The first essay proposes that institutionally induced contract ineffectiveness is a significant factor motivating a firm to seek social ties in emerging markets. The effectiveness of contracts is bounded by the institutional environment in which a firm operates. When firms form supply chain partnerships in emerging markets, they may experience contract ineffectiveness, which is defined as a firm’s perceived limits of contracts with respect to safeguarding interests and coordinating activities. Specifically, we identify two institutional factors (information transparency and legal enforceability) that may give rise to a firm’s contract ineffectiveness, as they determine how effectively a firm designs and enforces a contract. In addition, we reveal that contract ineffectiveness prompts firms to seek social ties, including business ties and political ties, to overcome the institutionally induced limits of contracts. These efforts, however, are moderated by the type of predominant pressure a firm bears. While equity pressure strengthens the relationship between contract ineffectiveness and a firm’s pursuit of social ties, efficiency pressure weakens this relationship because seeking social ties imposes an extra burden of efficiency. Informed by data collected from 187 distributors in China, our study reveals the motivational mechanisms underlying a firm’s efforts to seek social ties in emerging markets.

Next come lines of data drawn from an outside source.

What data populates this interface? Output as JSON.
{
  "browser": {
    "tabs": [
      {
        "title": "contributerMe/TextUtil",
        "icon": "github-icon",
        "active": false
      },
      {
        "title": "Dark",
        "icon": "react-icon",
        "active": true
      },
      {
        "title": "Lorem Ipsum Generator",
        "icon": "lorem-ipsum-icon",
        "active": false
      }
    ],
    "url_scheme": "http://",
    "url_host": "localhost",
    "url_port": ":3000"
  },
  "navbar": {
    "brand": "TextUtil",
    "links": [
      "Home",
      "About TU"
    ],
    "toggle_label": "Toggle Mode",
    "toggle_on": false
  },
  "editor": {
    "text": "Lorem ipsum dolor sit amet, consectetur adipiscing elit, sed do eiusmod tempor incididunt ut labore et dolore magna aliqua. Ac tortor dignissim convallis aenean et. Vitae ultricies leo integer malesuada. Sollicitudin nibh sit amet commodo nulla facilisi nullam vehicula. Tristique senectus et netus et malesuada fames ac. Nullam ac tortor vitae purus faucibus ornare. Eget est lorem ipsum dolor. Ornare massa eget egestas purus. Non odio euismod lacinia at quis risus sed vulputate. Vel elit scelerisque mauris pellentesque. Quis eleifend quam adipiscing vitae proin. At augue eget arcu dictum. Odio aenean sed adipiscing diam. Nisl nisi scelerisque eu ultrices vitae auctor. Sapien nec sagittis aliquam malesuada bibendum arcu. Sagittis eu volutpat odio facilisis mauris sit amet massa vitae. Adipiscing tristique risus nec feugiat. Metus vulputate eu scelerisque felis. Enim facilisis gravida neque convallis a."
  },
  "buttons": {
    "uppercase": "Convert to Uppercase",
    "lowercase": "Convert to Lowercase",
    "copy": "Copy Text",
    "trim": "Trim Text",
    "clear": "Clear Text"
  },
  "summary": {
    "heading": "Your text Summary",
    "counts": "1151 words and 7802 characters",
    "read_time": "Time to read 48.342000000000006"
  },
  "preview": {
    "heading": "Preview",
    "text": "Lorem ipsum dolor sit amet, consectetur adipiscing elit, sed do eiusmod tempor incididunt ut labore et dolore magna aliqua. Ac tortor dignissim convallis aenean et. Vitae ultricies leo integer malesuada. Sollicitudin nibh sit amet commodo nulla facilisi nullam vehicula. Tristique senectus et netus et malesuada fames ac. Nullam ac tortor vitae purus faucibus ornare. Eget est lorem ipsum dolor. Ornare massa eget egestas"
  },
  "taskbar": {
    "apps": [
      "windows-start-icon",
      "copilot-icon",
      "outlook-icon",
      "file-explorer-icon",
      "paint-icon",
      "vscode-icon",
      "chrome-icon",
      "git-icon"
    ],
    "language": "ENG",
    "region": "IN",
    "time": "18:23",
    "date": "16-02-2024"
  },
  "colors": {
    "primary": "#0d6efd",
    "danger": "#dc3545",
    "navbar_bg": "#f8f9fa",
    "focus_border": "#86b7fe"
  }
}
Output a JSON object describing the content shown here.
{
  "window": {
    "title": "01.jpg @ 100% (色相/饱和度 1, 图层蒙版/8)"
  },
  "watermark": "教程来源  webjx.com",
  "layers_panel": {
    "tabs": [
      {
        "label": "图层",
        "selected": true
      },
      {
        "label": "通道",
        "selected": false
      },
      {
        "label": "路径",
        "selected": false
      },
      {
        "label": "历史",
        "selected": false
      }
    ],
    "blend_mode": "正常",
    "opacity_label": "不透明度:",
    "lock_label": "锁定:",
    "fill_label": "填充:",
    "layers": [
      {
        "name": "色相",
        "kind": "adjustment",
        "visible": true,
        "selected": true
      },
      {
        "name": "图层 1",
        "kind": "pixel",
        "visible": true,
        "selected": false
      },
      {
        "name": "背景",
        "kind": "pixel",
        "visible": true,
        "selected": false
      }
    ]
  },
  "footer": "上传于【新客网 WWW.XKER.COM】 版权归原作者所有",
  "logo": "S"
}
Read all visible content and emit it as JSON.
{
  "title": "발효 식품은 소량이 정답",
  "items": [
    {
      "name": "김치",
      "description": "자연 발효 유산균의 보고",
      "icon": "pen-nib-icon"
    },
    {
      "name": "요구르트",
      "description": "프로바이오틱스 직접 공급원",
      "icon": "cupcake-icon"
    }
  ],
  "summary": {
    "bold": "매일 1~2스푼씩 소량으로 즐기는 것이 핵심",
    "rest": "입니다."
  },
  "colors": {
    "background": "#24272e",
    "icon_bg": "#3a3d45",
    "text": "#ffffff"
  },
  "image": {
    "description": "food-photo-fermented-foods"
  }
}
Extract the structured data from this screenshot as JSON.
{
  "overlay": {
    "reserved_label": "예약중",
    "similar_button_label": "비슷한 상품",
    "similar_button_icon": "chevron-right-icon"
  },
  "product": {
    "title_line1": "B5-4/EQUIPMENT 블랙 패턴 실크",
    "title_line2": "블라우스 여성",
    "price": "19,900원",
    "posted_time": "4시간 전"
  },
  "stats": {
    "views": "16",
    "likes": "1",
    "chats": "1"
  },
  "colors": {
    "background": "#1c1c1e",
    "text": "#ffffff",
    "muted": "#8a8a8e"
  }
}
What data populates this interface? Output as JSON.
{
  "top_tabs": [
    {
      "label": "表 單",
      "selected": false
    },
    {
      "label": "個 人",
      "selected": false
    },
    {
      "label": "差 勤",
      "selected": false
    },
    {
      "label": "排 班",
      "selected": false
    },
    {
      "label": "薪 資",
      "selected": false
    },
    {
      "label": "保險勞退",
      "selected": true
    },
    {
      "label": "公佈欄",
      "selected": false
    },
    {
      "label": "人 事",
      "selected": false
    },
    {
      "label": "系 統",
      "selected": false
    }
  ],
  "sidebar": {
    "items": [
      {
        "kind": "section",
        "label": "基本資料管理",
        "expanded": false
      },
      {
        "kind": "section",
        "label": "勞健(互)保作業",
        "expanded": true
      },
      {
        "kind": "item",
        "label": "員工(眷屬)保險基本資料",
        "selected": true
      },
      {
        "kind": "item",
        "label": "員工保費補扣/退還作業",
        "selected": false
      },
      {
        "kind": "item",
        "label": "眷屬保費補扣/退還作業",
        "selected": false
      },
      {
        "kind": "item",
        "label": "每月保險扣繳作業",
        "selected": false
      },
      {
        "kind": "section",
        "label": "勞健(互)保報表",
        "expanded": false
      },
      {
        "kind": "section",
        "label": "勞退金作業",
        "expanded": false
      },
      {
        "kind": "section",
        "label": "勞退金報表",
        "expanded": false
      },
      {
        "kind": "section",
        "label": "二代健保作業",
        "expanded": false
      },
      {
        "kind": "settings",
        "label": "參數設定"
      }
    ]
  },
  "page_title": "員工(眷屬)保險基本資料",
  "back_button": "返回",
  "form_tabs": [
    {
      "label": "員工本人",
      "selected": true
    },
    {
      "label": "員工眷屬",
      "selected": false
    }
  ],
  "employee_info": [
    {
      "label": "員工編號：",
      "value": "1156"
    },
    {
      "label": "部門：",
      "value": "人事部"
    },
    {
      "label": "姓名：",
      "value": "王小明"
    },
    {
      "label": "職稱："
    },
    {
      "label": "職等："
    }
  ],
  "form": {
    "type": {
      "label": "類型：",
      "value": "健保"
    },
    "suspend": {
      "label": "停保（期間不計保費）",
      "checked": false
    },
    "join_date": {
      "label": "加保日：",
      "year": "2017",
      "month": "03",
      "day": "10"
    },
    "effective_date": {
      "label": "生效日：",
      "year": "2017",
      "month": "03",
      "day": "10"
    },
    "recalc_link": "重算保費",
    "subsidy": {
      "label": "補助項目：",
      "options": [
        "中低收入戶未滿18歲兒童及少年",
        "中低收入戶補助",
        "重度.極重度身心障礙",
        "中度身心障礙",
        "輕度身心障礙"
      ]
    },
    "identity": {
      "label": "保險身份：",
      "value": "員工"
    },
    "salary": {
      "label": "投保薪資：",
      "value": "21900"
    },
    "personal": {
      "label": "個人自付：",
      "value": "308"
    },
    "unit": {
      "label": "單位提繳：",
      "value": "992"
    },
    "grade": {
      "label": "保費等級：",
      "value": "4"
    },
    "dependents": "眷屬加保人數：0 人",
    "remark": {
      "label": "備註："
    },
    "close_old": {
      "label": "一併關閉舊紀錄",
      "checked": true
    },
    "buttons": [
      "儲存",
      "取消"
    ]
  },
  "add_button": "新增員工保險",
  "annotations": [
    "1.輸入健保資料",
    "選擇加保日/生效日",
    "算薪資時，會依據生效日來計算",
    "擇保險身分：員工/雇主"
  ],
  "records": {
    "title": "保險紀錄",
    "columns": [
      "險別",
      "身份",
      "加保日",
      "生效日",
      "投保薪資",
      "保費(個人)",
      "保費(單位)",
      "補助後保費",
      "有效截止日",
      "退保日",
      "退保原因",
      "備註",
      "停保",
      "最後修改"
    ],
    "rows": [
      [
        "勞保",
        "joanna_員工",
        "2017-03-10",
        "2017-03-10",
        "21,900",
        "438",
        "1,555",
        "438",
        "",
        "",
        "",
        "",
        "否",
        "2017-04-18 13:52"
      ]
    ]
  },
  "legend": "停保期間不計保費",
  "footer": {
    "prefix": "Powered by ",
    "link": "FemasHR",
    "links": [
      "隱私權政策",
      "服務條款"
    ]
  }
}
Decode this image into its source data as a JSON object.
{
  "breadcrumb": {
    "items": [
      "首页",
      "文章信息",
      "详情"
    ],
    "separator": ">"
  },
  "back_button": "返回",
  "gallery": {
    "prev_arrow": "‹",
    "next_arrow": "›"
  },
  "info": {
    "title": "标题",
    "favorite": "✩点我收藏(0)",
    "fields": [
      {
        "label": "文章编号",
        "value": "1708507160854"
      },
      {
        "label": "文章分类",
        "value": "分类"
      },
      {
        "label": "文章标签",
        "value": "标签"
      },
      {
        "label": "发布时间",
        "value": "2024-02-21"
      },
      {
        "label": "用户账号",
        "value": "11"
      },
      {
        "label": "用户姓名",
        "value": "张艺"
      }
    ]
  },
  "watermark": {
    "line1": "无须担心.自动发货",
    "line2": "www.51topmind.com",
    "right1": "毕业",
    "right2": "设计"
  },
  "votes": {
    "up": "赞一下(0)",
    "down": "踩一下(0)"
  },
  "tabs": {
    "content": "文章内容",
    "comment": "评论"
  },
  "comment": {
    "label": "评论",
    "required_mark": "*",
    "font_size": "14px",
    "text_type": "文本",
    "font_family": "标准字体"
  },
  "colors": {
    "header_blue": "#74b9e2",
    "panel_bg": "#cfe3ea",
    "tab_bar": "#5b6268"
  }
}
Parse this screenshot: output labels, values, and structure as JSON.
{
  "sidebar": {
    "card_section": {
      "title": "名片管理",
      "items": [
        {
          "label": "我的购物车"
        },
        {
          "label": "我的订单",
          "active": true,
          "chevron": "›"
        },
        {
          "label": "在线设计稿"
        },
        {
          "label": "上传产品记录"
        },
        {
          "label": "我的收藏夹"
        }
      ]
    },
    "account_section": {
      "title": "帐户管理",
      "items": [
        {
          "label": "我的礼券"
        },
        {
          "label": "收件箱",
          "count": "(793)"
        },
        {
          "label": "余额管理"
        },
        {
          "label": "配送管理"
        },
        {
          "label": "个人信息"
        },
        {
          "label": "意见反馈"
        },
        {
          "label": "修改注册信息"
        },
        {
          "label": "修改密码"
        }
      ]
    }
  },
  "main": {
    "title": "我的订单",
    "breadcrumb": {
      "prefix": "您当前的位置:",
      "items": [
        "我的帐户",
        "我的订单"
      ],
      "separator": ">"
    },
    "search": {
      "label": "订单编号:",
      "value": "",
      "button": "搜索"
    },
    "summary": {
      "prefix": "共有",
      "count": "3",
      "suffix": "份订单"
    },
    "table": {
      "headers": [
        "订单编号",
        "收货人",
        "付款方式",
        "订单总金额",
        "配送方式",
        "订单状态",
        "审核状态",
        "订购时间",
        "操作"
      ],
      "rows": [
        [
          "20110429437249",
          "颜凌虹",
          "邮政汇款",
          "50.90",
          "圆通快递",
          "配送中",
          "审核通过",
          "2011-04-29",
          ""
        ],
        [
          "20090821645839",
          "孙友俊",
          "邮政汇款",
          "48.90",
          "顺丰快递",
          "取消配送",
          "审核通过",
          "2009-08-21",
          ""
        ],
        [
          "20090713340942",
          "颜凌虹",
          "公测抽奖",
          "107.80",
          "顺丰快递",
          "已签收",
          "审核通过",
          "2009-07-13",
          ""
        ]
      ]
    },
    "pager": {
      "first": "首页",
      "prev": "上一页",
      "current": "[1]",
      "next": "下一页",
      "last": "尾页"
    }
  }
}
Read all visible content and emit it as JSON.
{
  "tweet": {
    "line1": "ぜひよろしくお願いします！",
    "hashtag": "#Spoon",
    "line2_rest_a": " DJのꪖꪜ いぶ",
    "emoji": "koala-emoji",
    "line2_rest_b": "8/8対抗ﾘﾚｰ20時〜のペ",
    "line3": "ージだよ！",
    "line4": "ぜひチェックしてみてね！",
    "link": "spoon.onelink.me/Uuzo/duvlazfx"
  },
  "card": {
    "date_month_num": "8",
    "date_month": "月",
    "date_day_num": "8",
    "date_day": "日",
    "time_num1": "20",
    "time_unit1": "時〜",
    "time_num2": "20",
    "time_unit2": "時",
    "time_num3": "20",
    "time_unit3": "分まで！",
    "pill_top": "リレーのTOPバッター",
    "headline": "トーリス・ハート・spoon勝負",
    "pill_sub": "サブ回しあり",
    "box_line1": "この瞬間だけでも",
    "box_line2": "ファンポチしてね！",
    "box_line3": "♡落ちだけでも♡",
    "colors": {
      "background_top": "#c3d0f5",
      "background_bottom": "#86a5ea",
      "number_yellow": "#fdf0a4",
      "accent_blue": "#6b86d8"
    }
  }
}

The second essay integrates the theories of dynamic capabilities and relational governance to examine how business ties and political ties affect firm performance. The findings indicate that the contributions of both types of ties to firm performance are mediated by increased adaptive capability and reduced supplier opportunism. In addition, legal enforceability and demand uncertainty determine the relative prominence of these two process intermediaries, in joint consideration with the type of social ties (i.e., business ties and political ties). Specifically, political ties foster firm performance mainly by constraining supplier opportunism when legal enforceability is weak, whereas adaptive capability has a stronger mediating effect in the business ties-firm performance link when demand uncertainty is high.